[Stored data entries]
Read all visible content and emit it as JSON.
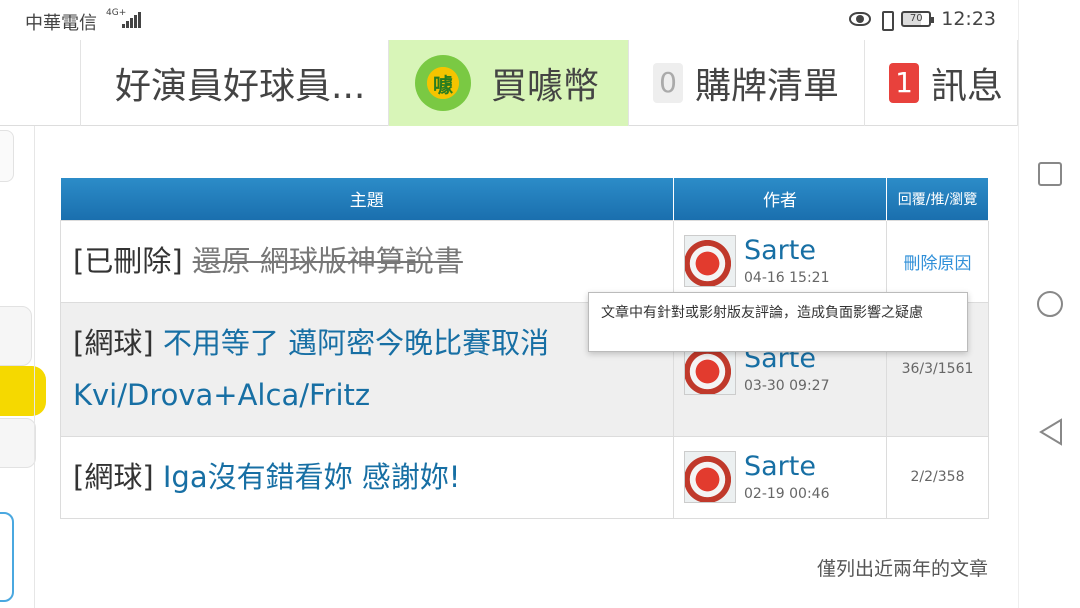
{
  "status_bar": {
    "carrier": "中華電信",
    "network": "4G+",
    "battery": "70",
    "time": "12:23"
  },
  "nav": {
    "board_tab": "好演員好球員...",
    "coin_tab": "買噱幣",
    "coin_icon_text": "噱",
    "cart_count": "0",
    "cart_tab": "購牌清單",
    "msg_count": "1",
    "msg_tab": "訊息"
  },
  "table": {
    "headers": {
      "topic": "主題",
      "author": "作者",
      "stats": "回覆/推/瀏覽"
    },
    "rows": [
      {
        "prefix": "[已刪除]",
        "title": "還原 網球版神算說書",
        "author": "Sarte",
        "date": "04-16 15:21",
        "stats": "刪除原因"
      },
      {
        "prefix": "[網球]",
        "title": "不用等了 邁阿密今晚比賽取消 Kvi/Drova+Alca/Fritz",
        "author": "Sarte",
        "date": "03-30 09:27",
        "stats": "36/3/1561"
      },
      {
        "prefix": "[網球]",
        "title": "Iga沒有錯看妳 感謝妳!",
        "author": "Sarte",
        "date": "02-19 00:46",
        "stats": "2/2/358"
      }
    ]
  },
  "tooltip": "文章中有針對或影射版友評論，造成負面影響之疑慮",
  "footer_note": "僅列出近兩年的文章",
  "colors": {
    "header_blue": "#1a6fae",
    "link_blue": "#176fa4",
    "coin_tab_bg": "#d8f5b8",
    "msg_badge_red": "#e8413c"
  }
}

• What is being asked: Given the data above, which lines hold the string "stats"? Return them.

• Result for this exercise:
      "stats": "回覆/推/瀏覽"
        "stats": "刪除原因"
        "stats": "36/3/1561"
        "stats": "2/2/358"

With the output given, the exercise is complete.